Gambill said Thursday that a conditional approval letter will be issued by the health department by the end of the week, which will allow construction to proceed in accordance with the approved plans for the splash pad.
On June 4, the North Wilkesboro commissioners unanimously approved a motion to have Vannoy consult with District Attorney Tom Horner regarding potential legal action against Mastin, but Mastin said nothing had been filed against him as of Thursday.
Commissioner Bert Hall made the motion to take legal action, adding, “I drive by there three or four times a day, and it looks to me like they’re not gaining much ground. To me, it looks like he’s perpetrated a fraud on us.”
Leading up to the motion, the board repeatedly chastised Mastin for not completing the work by the Dec. 1, 2017, contracted deadline. The town paid Mastin $120,930 through June 7, 2018, for his work on the project, which now has an estimated cost of around $130,000 due to upgrades required by the health department. The original estimate was $85,794.
Mayor Robert Johnson said during a board meeting in May, “I know it’s like getting blood from a turnip, but we should take Buster Mastin to court and put him in jail if we can, that’s my opinion.”
In response to comments by the town board, Mastin said, “I wish they knew what we have to go through to obtain a building permit from the county. I’m not trying to throw anybody under the bus, but you’ve got to be familiar with this stuff and do it every day, and I thank the Lord I do.
“I don’t need their money to where I would do something dishonest. I’m not a bad guy. I have nothing to hide or be ashamed of. But so far, I’ve been threatened with lawsuits saying I’m a fraud.”
Mastin signed a contract with the town on Sept. 1, 2017, after submitting a bid of $85,794 to convert the existing Smoot Park children’s pool into a spray or splash pad water play area with water cannons, spray jets, pop jets and other features.
In the interview Thursday, Mastin called the Town of Wilkesboro’s splash pad in front of the Wilkes Heritage Museum “a squirter” and likened it to a Ford Escort. “Just wait till this thing cranks up, buddy. It’s a Cadillac Escalade with actual water-play units.”
The Heritage Square Splash Pad, sponsored by Carolina West Wireless, opened on Aug. 31, 2018. It cost the town about $175,000.
Mastin told the town board in March that he would finish the splash pad in mid-May and waive about $7,200 in payments the town still owed.
“I feel like I’ve been accused of things that I’m not guilty of, and that folks don’t know enough about the process,” he said. “I’ve only tried to help these folks, and I’m tired of being a whipping post. I’m trying to do the right thing, and I’m not going to be stampeded into goofing something up.”
Mastin said that he nor the town could have foreseen the changes to the original project that led to the delays. He added, “I’m the guy in charge, and it’s up to me to make it happen. But I don’t appreciate being accused of things I’ve not done.”

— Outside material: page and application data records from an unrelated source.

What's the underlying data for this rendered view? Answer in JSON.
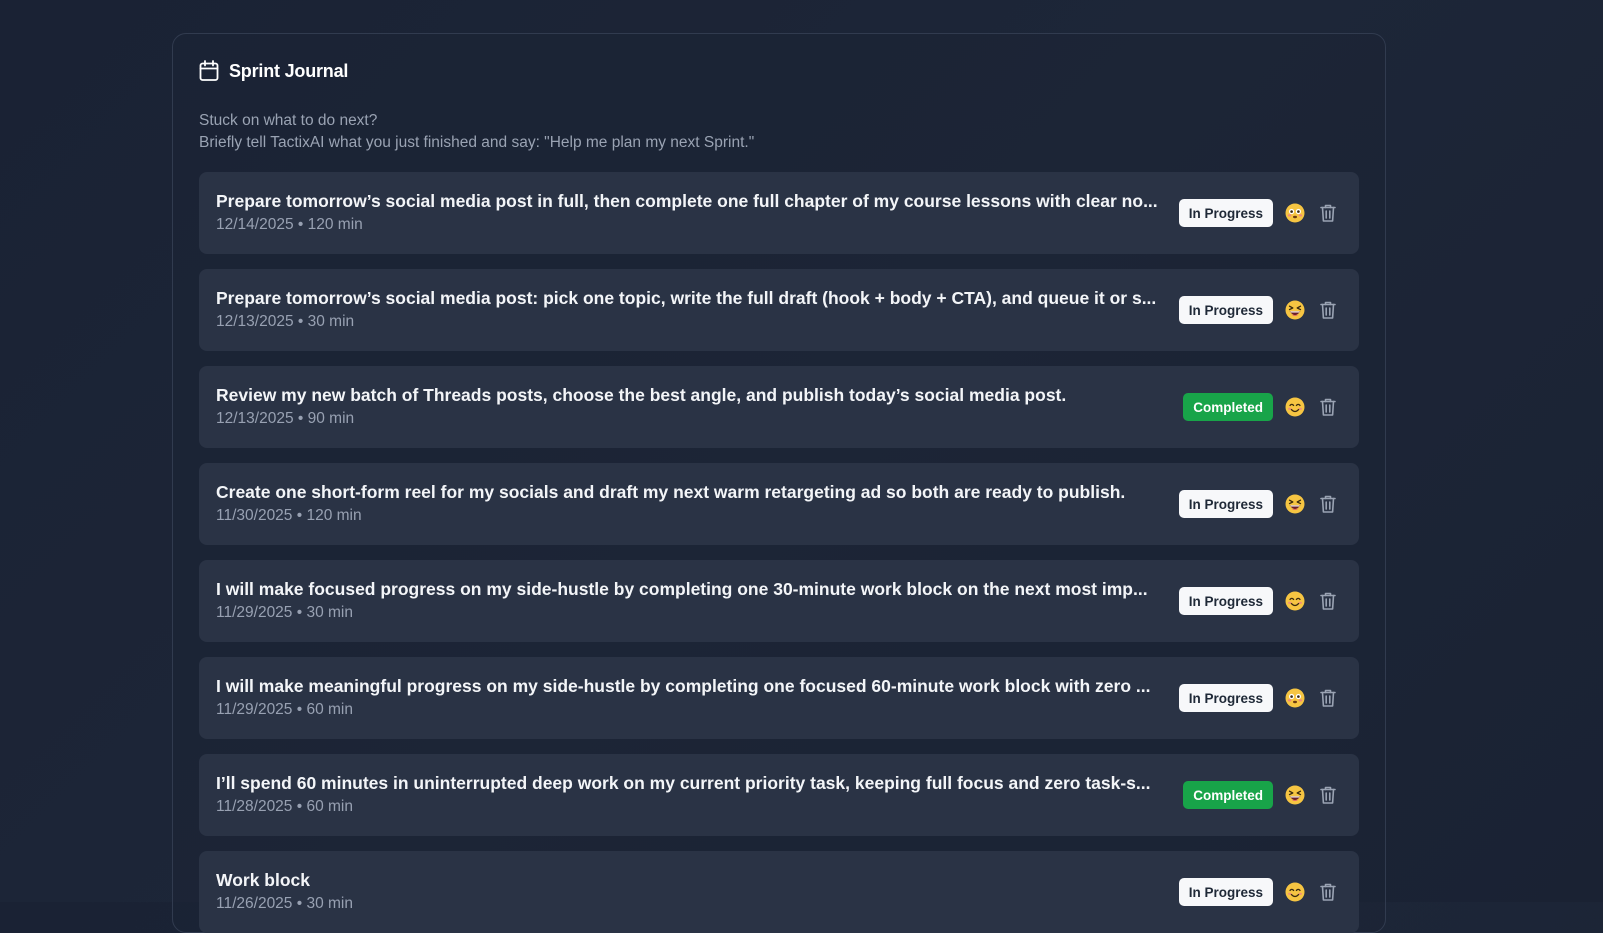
{
  "journal": {
    "title": "Sprint Journal",
    "hint_line1": "Stuck on what to do next?",
    "hint_line2": "Briefly tell TactixAI what you just finished and say: \"Help me plan my next Sprint.\""
  },
  "colors": {
    "in_progress_badge": "#f7f8fa",
    "completed_badge": "#18a449",
    "card": "#2a3345"
  },
  "entries": [
    {
      "title": "Prepare tomorrow’s social media post in full, then complete one full chapter of my course lessons with clear no...",
      "meta": "12/14/2025 • 120 min",
      "status": "In Progress",
      "mood_icon": "flushed-face-icon"
    },
    {
      "title": "Prepare tomorrow’s social media post: pick one topic, write the full draft (hook + body + CTA), and queue it or s...",
      "meta": "12/13/2025 • 30 min",
      "status": "In Progress",
      "mood_icon": "grinning-squinting-face-icon"
    },
    {
      "title": "Review my new batch of Threads posts, choose the best angle, and publish today’s social media post.",
      "meta": "12/13/2025 • 90 min",
      "status": "Completed",
      "mood_icon": "smiling-face-icon"
    },
    {
      "title": "Create one short-form reel for my socials and draft my next warm retargeting ad so both are ready to publish.",
      "meta": "11/30/2025 • 120 min",
      "status": "In Progress",
      "mood_icon": "grinning-squinting-face-icon"
    },
    {
      "title": "I will make focused progress on my side-hustle by completing one 30-minute work block on the next most imp...",
      "meta": "11/29/2025 • 30 min",
      "status": "In Progress",
      "mood_icon": "smiling-face-icon"
    },
    {
      "title": "I will make meaningful progress on my side-hustle by completing one focused 60-minute work block with zero ...",
      "meta": "11/29/2025 • 60 min",
      "status": "In Progress",
      "mood_icon": "flushed-face-icon"
    },
    {
      "title": "I’ll spend 60 minutes in uninterrupted deep work on my current priority task, keeping full focus and zero task-s...",
      "meta": "11/28/2025 • 60 min",
      "status": "Completed",
      "mood_icon": "grinning-squinting-face-icon"
    },
    {
      "title": "Work block",
      "meta": "11/26/2025 • 30 min",
      "status": "In Progress",
      "mood_icon": "smiling-face-icon"
    }
  ]
}
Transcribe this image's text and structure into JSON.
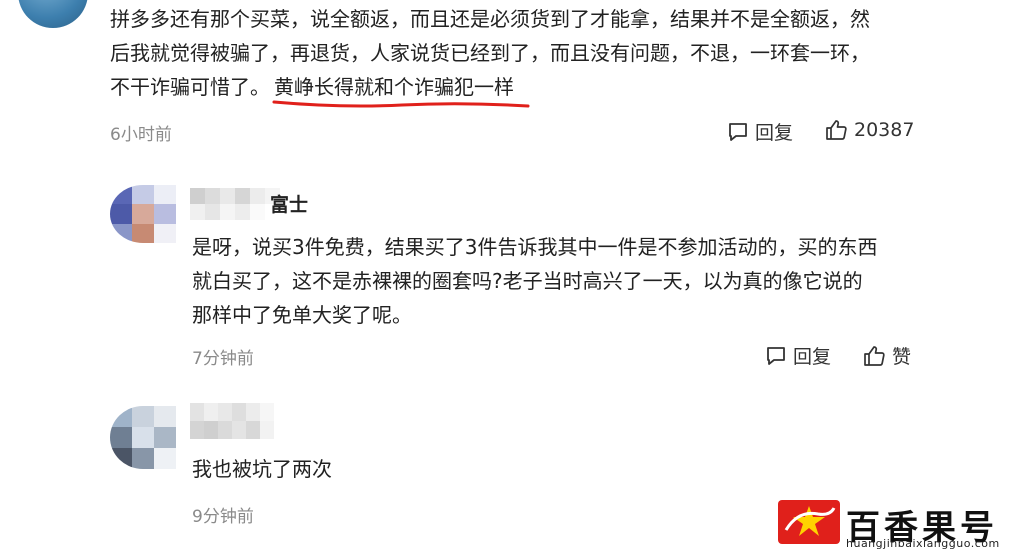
{
  "comment_main": {
    "lines": [
      "拼多多还有那个买菜，说全额返，而且还是必须货到了才能拿，结果并不是全额返，然",
      "后我就觉得被骗了，再退货，人家说货已经到了，而且没有问题，不退，一环套一环，",
      "不干诈骗可惜了。"
    ],
    "highlight": "黄峥长得就和个诈骗犯一样",
    "time": "6小时前",
    "reply_label": "回复",
    "like_count": "20387",
    "underline_color": "#e0201b"
  },
  "reply_1": {
    "name_suffix": "富士",
    "lines": [
      "是呀，说买3件免费，结果买了3件告诉我其中一件是不参加活动的，买的东西",
      "就白买了，这不是赤裸裸的圈套吗?老子当时高兴了一天，以为真的像它说的",
      "那样中了免单大奖了呢。"
    ],
    "time": "7分钟前",
    "reply_label": "回复",
    "like_label": "赞"
  },
  "reply_2": {
    "text": "我也被坑了两次",
    "time": "9分钟前"
  },
  "watermark": {
    "title": "百香果号",
    "url": "huangjinbaixiangguo.com",
    "brand_color": "#e0201b"
  }
}
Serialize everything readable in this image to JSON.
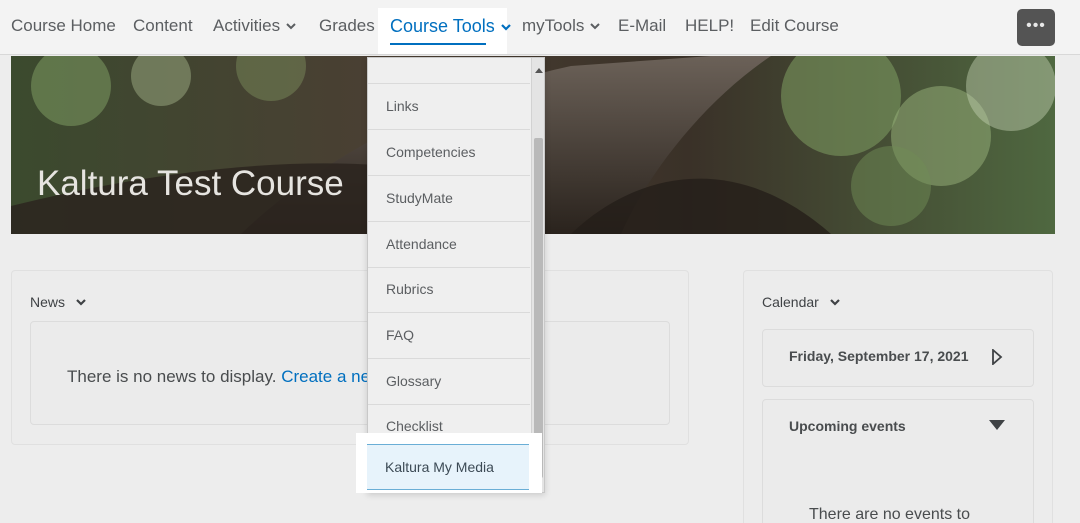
{
  "nav": {
    "items": [
      {
        "label": "Course Home"
      },
      {
        "label": "Content"
      },
      {
        "label": "Activities"
      },
      {
        "label": "Grades"
      },
      {
        "label": "Course Tools"
      },
      {
        "label": "myTools"
      },
      {
        "label": "E-Mail"
      },
      {
        "label": "HELP!"
      },
      {
        "label": "Edit Course"
      }
    ],
    "more_label": "•••",
    "active_color": "#006fbf"
  },
  "banner": {
    "title": "Kaltura Test Course"
  },
  "news": {
    "title": "News",
    "empty_text": "There is no news to display.",
    "create_link": "Create a ne"
  },
  "calendar": {
    "title": "Calendar",
    "date": "Friday, September 17, 2021",
    "upcoming_label": "Upcoming events",
    "empty_text": "There are no events to"
  },
  "course_tools_menu": {
    "items": [
      {
        "label": "Links"
      },
      {
        "label": "Competencies"
      },
      {
        "label": "StudyMate"
      },
      {
        "label": "Attendance"
      },
      {
        "label": "Rubrics"
      },
      {
        "label": "FAQ"
      },
      {
        "label": "Glossary"
      },
      {
        "label": "Checklist"
      },
      {
        "label": "Kaltura My Media"
      }
    ],
    "selected": "Kaltura My Media"
  }
}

Town officials have said they believe Mastin made completing the splash pad a lower priority while completing larger jobs elsewhere. Mastin said in response in the interview, “To a point they may be correct, but after I saw we weren’t getting it going last year due to the delay of getting the material, I thought this spring (of 2019) we’d start all over again, and we did, then we had all this kickback.”
Mastin said he does commercial work in South Carolina and Florida and elsewhere in the Southeast. “I’ve worked for some strong development companies. They know me and trust me. I even put free tile on the swimming pool (at Smoot Park).”
Asked if there was anything he would do differently concerning the splash pad, Mastin said, “If had known the Lowe’s (grant) was coming in, I would have probably not even signed the contract until we had the whole ‘bale of hay’ in front of me, and that would have been in June or July of 2018.”